Heavy Cavalry: An Introduction

During the late years of the Roman Empire, the two halves of the Empire were split and essentially ruled by different leaders.  While the western part dealt with Visigoths and other incursions into the northern border, the eastern half dealt with constant fighting with the Persians.  Between the 500s A.D. and the 700s, much of the fighting between the Persians and the Byzantines was done from horseback.  And the armor of the cavalry on both sides became more and more similar over time, coming to look something like this artistic piece:

Image courtesy of http://jpchapleau.blogspot.com/2011/10/easily-oldest-of-states-of-exodus-is.html

The armaments of a Byzantine Cataphract, (a name given to the heavy cavalry, literally meaning “armored” from the Greek, Kataphraktos) would include some or all of the following: two bows, a lance, a spear, a sword, a mace, an axe, a sling, full plate armor, full barding armor and in some cases a banner.  Because of the wide variety of their armaments, these warriors likely spent much of each year training in the use of each of their weapons.   They were the elite fighting force of their time.

The horsemanship of each man was as important as his familiarity with his weapons.  The Cataphracts rode in units and were capable of intricate movements to gain advantages on the field, and this was only possible because of expert horsemanship.

The advantage gained by this kind of a fighting force is that the riders could ride in deep (8-10 deep) ranks and punch through an entire rank of enemy infantry without losing all momentum.  They were as much a weapon of fear as an effective fighting force.  This tactic was emulated through history up to and even slightly beyond the development of gunpowder weapons.

Part of what allowed the extensive use of heavy cavalry was a decision made by Heraclius, Emperor of the Eastern Roman Empire from 610-641 A.D., who ordered that soldiers of Byzantium would be assigned a parcel of land in reward for their service.  Because land is very necessary for maintaining horses, this allowed many more of his men to keep and train horses for battle.

Scottish Claymores

What they are:

A claymore is a two handed Scottish great sword.  The origin of the name claymore comes from the Gaelic words ‘claidheamh mòr’ meaning ‘great sword.’

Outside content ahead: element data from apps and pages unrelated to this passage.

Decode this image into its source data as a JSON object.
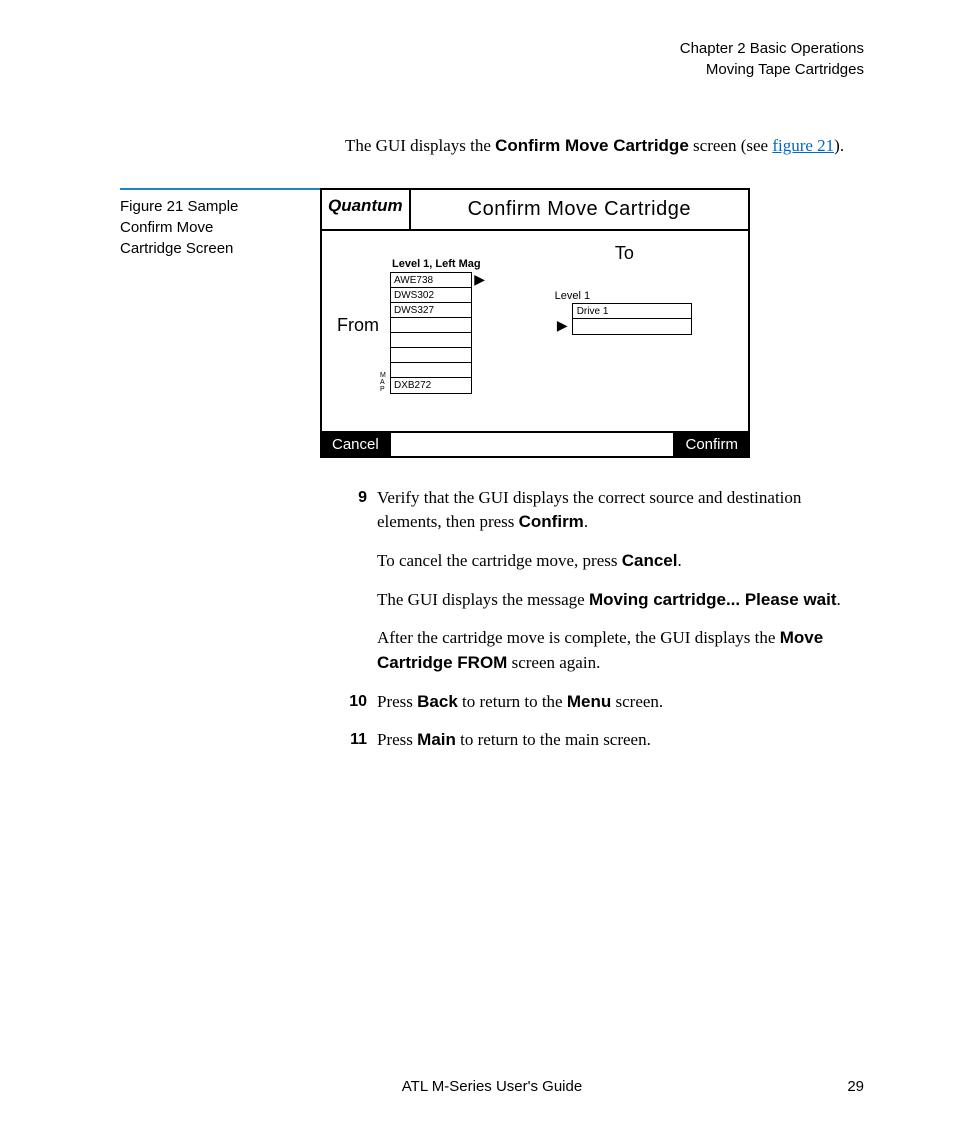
{
  "header": {
    "chapter": "Chapter 2  Basic Operations",
    "section": "Moving Tape Cartridges"
  },
  "intro": {
    "pre": "The GUI displays the ",
    "bold": "Confirm Move Cartridge",
    "post": " screen (see ",
    "link": "figure 21",
    "close": ")."
  },
  "figure": {
    "caption_line1": "Figure 21  Sample",
    "caption_line2": "Confirm Move",
    "caption_line3": "Cartridge Screen"
  },
  "gui": {
    "logo": "Quantum",
    "title": "Confirm Move Cartridge",
    "from_label": "From",
    "from_header": "Level 1, Left Mag",
    "from_slots": [
      "AWE738",
      "DWS302",
      "DWS327",
      "",
      "",
      "",
      "",
      "DXB272"
    ],
    "map": "MAP",
    "to_label": "To",
    "to_header": "Level 1",
    "to_slots": [
      "Drive 1",
      ""
    ],
    "cancel": "Cancel",
    "confirm": "Confirm"
  },
  "steps": {
    "s9": {
      "num": "9",
      "p1a": "Verify that the GUI displays the correct source and destination elements, then press ",
      "p1b": "Confirm",
      "p1c": ".",
      "p2a": "To cancel the cartridge move, press ",
      "p2b": "Cancel",
      "p2c": ".",
      "p3a": "The GUI displays the message ",
      "p3b": "Moving cartridge... Please wait",
      "p3c": ".",
      "p4a": "After the cartridge move is complete, the GUI displays the ",
      "p4b": "Move Cartridge FROM",
      "p4c": " screen again."
    },
    "s10": {
      "num": "10",
      "a": "Press ",
      "b": "Back",
      "c": " to return to the ",
      "d": "Menu",
      "e": " screen."
    },
    "s11": {
      "num": "11",
      "a": "Press ",
      "b": "Main",
      "c": " to return to the main screen."
    }
  },
  "footer": {
    "title": "ATL M-Series User's Guide",
    "page": "29"
  }
}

What they look like: Claymores have a long two handed hilt made with a spiral carved wooden handle covering the full tang with a cross guard angled toward the blade.  The intention behind this may have been to catch an enemy’s blade behind the crossguard providing an opportunity to kill or disarm him.  The crossguard of a claymore traditionally ends with a quatrefoil on each side, and the blade is traditionally between four-and-a-half and five feet long.  It includes a blunt section known as a ricasso.  This would sometimes be wrapped in leather, enabling the wielder to use it as a leverage point if his opponent managed to come to close grips with him.  Thus the sword would be agile enough to allow a contest even at very close quarters in spite of the blade’s great size and weight.claymore.jpeg

This is a stainless steel replica of a claymore from Scotland.  In all respects except materials, it closely resembles a historic piece which survived. Image is courtesy of http://www.sears.com/irc-claymore-sword-52inch-overall-red-handle/p-SPM7317624313?prdNo=1&blockNo=1&blockType=G1

 

How they were used: these great swords were used for close quarters combat but also gave some reach to the swordsman potentially allowing him to strike at his adversary before he himself was at risk of counter attack.

Scottish highlanders likely used claymores against the british and in border wars with other Scottish tribes as a weapon of intimidation because of the weight of the weapon and length of the blade.  This presented some difficulty when fighting in close ranks because the weapon seemed to be less about control and more about intimidation.

History of the claymore: the first claymores likely appeared in the late 1300s and were used up until the 1700s.

They were likely used by William Wallace and his men, however Wallace seems to have carried a custom sword that does not fit the exact qualifications of a claymore.  Despite this, it is likely that both claymores and highlanders were brought fame because of the campaigns fought by the Scottish against British oppression following the lead of William Wallace.